Interest and Dividend tax allowance

For 2106/17 how will the £5000 nil rate on interest and the £5000 nil rate on dividends work together?
For example, if person A has £8500 earned income, £6500 interest income and £6000 dividend income. Would they pay zero tax (PA £11000, SPA £1000, Dividend and Interest £5000 each at nil rate). Or pay tax of £1000 as their total taxable income exceeds £17000 and so they lose the £5000 interest tax allowance at zero rate?
  • The tax calculation in 2016/17 for income of £21,000, comprising £8,500 earned income, £6,500 savings income and £6,000 dividend income, would be as follows:
    Total
    Non savings
    Savings
    Dividend
    £
    £
    £
    £
    Total income
    21,000
    8,500
    6,500
    6,000
    Personal allowance
    (11,000)
    (8,500)
    (2,500)
    Net income*
    10,000
    4,000
    6,000
    Tax calculation:
    Savings/dividend nil rate allowances**
     
     
    (1,000)
    (5,000)
    3,000
    1,000
    Taxed at 0%
    3,000 x 0%
    Nil
    Taxed at 7.5%
    1,000 x 7.5%
    75
    *The components of net income following the rules in ITA 2007 s16 would be:
    6,000               Dividends
    4,000               Savings Income
    **These do not reduce taxable income
  • Tim, you are right of course. Thank you for spotting the better answer. You can indeed allocate the personal allowance in the manner most beneficial to the taxpayer. This is a very good illustration of how the increasing number of rates and allowances are making our tax system so much more complicated. Let's hope that writers of other apps remember to build in that check. 
  • In the example, I understand that the dividends after deducting both types of allowance, would be taxed at 7.5%.
    But why is the net savings figure taxed at 0% ? I thought this only applied if the total Income was less than £17,000. In the example it's £21,000
  • Who is correct - Tim or Joanna?
  • Tim is correct. The legislation does not prescribe the order in which the personal allowance (PA) is offset, therefore the taxpayer may allocate it in the most beneficial manner.

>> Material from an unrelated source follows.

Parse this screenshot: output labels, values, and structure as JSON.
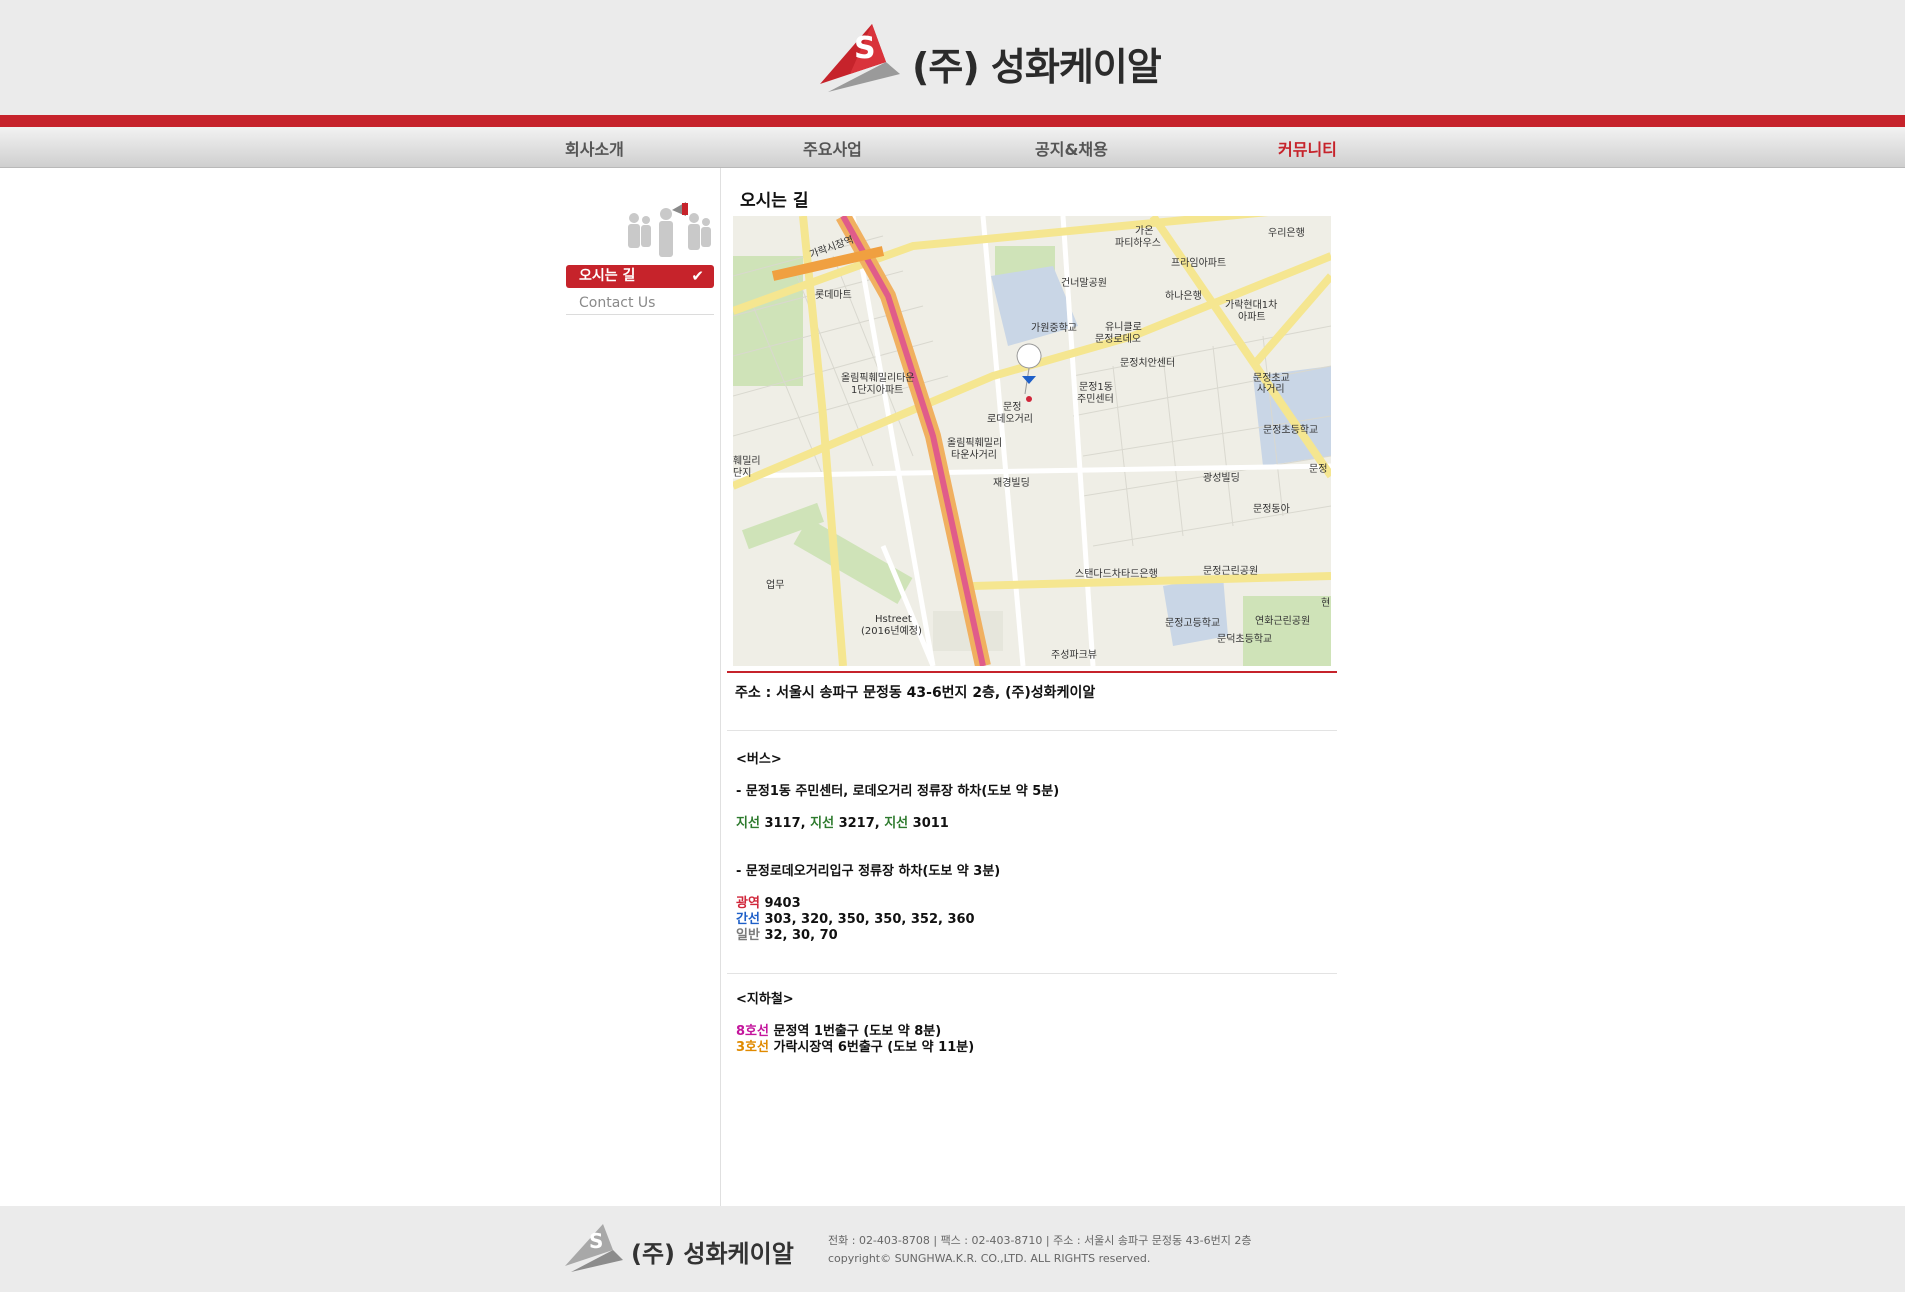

    The introduction of the personal savings allowance and dividend nil rate band mean we must consider the interaction with the PA and starting rate band. Before the introduction of the new allowances, the PA would be offset left to right in the income tax computation. However, as the legislation states that the taxpayer may deduct the reliefs and allowances in the way which will result in the greatest reduction in the taxpayer's income tax liability, it is now beneficial to ensure the PA is not wasted on income that would otherwise be taxed at 0% under the new allowances.

    In the example above the net income is £21,000. The PA should first be used to reduce NSI to nil.  This is because there are no other allowances available to offset against NSI.

    We are now left with £2,500 of PA. In the past we would have offset this against SI, working left to right in the computation. However there is a £5,000 0% starting rate band available for interest AND a personal savings allowance available of £1,000 (as the individual is a BRTP). Therefore only £500 of SI needs to be sheltered by the PA. The SI is now reduced to nil and there is no tax liability on the interest of £6,500.

    £2,000 of PA now remains and this can offset against the dividends to reduce them to £4,000. The new dividend nil rate band allows the first £5,000 of taxable dividends to be taxed at 0%, hence the £4,000 of taxable dividends gives rise to no liability.

    Please note this example and many more will be covered in the interest and dividend allowance webinar on 30 June 2016. For more information please visit https://events.icaew.com/ShoppingCart.aspx?com=detailview&iid=3917&st_t=46&st_ti=418&rid=232&returncom=productlist&source=search

    In response to Duncan’s questions, we have raised these software issues with HMRC as the answers are not known at present. We will communicate HMRC’s response once available.